Segment Start: Study material

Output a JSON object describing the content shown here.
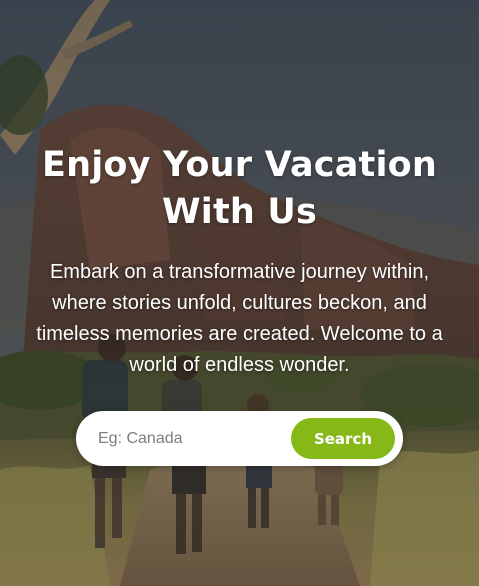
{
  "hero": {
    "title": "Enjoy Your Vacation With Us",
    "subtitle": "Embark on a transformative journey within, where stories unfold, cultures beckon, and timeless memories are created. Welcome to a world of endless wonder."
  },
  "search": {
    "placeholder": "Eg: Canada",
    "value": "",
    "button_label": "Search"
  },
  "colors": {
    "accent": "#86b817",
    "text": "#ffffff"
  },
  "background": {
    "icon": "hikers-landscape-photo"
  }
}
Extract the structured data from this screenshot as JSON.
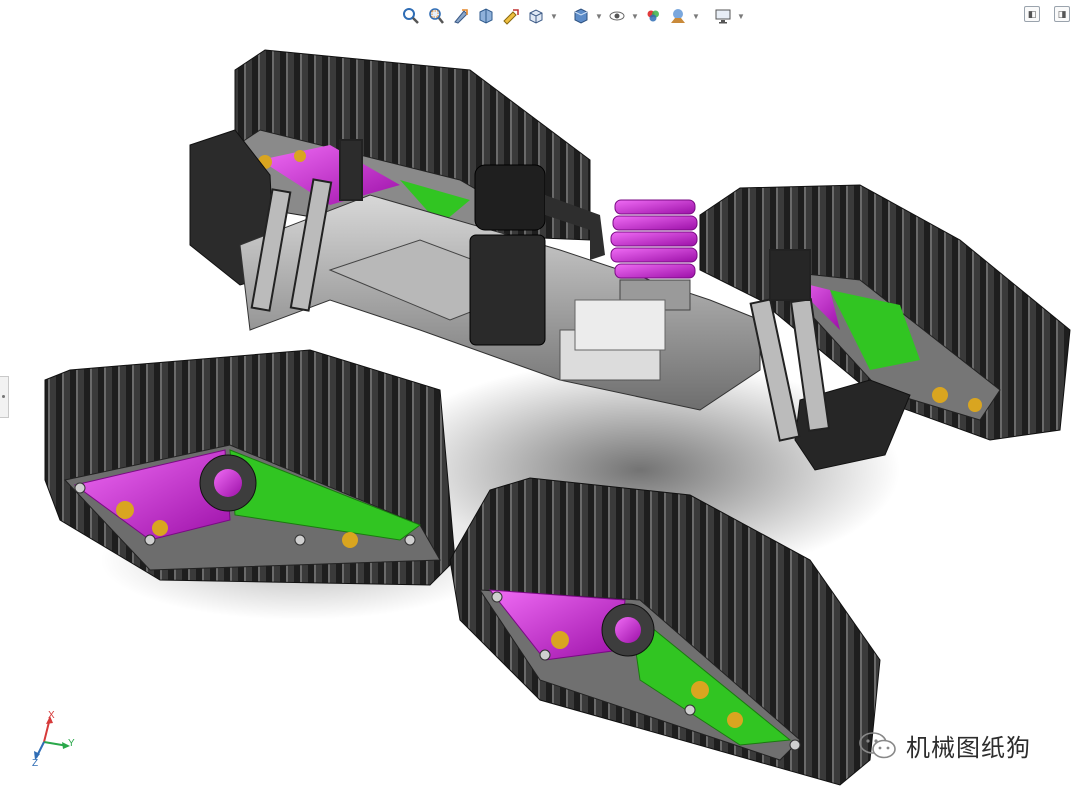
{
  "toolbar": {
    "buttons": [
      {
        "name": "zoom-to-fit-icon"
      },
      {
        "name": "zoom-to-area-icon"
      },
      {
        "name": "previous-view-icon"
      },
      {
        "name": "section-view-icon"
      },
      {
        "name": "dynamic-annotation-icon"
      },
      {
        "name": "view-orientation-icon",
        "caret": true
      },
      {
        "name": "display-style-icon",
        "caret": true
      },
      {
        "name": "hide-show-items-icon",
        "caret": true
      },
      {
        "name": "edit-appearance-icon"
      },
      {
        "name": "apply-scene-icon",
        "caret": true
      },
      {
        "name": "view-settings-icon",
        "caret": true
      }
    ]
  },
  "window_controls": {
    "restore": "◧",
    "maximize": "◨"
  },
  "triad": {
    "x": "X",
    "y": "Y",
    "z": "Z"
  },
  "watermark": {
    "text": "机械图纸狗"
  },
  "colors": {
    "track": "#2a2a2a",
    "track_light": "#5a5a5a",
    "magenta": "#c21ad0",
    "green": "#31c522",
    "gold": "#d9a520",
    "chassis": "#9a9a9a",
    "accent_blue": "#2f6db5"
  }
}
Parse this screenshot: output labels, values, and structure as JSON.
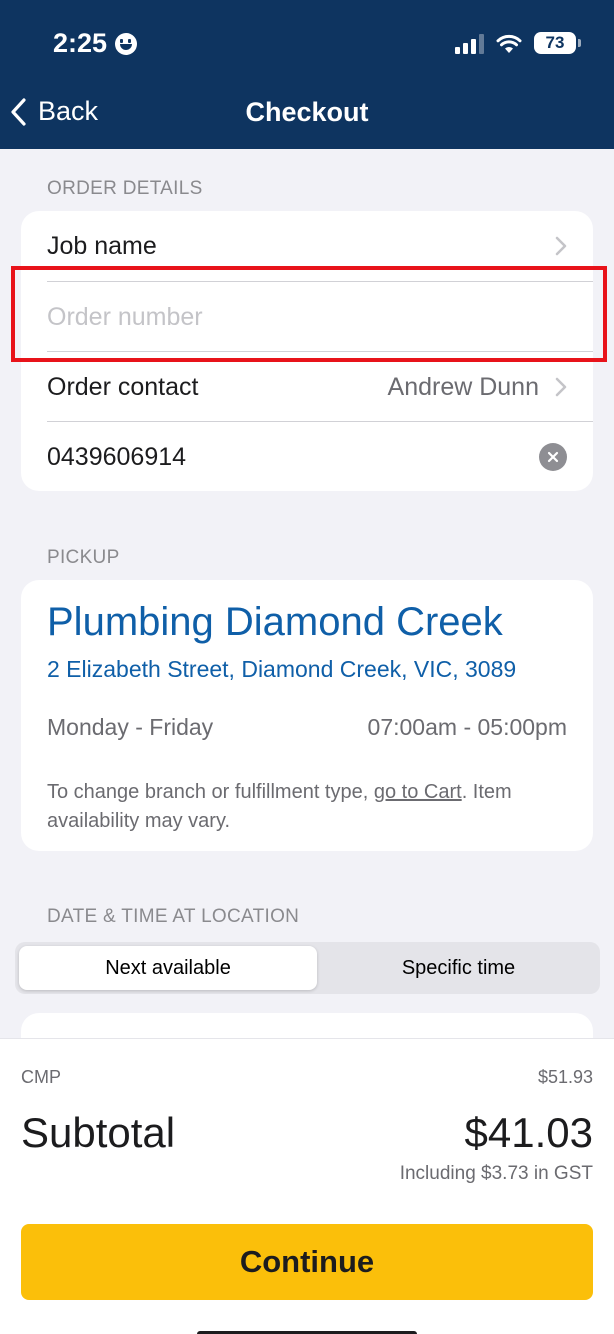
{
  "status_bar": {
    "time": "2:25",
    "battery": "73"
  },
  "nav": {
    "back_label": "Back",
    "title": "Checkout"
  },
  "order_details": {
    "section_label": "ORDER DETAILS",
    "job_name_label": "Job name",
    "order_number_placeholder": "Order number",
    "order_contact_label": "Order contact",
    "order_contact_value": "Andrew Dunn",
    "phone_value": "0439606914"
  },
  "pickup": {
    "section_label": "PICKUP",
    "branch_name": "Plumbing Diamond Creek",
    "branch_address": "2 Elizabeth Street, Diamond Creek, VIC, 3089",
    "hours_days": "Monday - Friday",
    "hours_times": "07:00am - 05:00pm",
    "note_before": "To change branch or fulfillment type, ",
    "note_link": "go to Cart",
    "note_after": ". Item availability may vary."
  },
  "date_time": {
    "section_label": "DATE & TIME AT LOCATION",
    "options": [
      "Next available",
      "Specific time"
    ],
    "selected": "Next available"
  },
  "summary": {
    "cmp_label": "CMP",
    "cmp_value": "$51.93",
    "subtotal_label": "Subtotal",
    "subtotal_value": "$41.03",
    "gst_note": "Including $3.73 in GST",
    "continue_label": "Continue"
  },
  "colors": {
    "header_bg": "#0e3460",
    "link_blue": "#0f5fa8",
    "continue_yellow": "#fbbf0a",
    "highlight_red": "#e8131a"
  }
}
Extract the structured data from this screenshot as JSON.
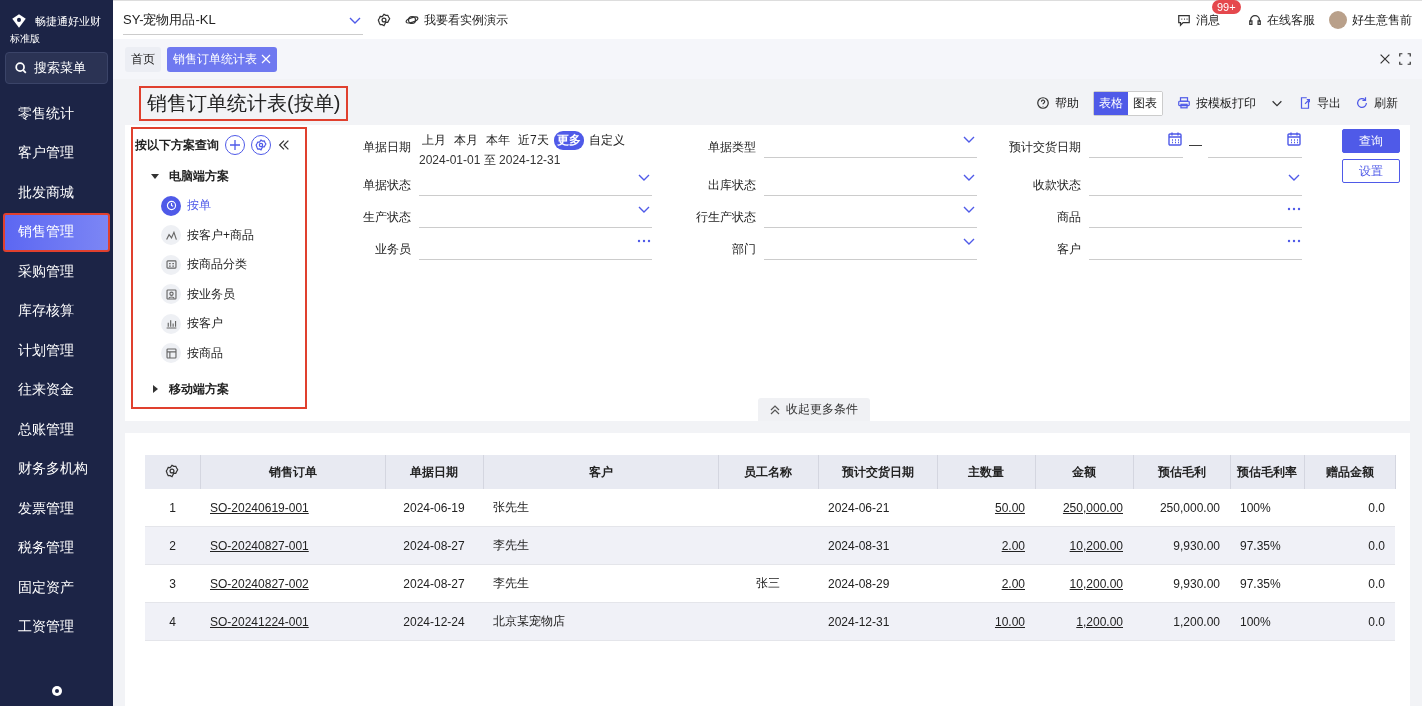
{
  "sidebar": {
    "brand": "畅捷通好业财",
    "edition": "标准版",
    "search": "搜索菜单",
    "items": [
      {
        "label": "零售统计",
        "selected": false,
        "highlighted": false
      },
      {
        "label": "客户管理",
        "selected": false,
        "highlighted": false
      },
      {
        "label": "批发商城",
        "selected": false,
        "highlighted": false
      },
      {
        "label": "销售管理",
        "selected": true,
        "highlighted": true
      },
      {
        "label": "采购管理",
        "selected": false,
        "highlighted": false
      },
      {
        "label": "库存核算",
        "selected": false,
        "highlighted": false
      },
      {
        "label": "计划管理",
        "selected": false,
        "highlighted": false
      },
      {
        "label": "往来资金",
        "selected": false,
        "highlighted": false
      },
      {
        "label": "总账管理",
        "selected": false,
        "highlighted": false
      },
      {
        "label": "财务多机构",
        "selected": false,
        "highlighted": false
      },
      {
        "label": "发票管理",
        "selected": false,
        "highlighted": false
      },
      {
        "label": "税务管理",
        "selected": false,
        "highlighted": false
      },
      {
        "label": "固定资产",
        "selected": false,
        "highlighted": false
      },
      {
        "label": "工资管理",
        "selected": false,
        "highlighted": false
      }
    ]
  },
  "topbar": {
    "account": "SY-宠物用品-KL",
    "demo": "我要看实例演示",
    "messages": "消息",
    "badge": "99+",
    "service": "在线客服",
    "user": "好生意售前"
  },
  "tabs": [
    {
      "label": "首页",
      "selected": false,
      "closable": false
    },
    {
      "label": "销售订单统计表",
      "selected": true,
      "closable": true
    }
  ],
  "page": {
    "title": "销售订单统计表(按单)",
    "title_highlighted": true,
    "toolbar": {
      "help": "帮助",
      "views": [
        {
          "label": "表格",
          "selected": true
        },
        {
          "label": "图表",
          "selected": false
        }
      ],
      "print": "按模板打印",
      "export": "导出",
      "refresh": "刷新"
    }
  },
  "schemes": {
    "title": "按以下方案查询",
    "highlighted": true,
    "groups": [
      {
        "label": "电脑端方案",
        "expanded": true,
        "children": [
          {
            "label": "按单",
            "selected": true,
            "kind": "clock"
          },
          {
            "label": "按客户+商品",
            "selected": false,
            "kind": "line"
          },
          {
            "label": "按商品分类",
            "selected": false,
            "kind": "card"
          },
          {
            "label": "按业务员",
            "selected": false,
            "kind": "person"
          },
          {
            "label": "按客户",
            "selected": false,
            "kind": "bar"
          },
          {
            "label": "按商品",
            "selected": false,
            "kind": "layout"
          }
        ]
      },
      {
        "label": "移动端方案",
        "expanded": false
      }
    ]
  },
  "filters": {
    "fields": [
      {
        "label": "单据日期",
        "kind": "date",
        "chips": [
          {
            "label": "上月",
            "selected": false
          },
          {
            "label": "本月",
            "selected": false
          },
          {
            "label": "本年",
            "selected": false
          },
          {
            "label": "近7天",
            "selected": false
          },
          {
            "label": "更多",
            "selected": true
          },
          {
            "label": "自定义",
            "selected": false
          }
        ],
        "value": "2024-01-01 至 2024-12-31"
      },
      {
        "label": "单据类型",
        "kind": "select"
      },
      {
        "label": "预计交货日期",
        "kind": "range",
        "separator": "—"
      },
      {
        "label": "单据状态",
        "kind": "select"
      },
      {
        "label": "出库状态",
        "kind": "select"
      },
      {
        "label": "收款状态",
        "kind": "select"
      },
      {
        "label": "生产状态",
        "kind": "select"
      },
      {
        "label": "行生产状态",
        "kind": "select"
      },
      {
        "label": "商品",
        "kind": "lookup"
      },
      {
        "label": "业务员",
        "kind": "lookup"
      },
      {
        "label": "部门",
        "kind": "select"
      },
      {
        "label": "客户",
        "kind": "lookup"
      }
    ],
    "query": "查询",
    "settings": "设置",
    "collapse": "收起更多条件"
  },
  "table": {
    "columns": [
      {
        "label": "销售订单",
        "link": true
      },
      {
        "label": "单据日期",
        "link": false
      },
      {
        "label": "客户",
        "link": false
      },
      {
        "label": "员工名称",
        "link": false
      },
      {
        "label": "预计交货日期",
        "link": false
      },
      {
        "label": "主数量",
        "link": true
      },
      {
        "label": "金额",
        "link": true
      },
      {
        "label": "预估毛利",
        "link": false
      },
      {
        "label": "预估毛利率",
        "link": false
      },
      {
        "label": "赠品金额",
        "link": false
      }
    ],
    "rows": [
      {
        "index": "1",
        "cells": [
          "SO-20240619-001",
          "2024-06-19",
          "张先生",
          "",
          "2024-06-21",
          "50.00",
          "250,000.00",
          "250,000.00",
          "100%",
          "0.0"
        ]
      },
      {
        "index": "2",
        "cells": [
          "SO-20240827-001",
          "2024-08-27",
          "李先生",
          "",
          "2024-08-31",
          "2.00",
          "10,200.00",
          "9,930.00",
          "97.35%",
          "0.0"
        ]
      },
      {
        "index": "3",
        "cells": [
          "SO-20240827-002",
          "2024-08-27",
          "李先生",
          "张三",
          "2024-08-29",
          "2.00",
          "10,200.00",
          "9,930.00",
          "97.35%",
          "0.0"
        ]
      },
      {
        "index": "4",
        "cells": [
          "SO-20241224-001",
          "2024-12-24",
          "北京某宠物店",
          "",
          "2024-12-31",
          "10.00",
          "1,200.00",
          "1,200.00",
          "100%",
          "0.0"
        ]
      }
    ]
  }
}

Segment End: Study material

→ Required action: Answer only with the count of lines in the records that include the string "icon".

→ Answer below: 12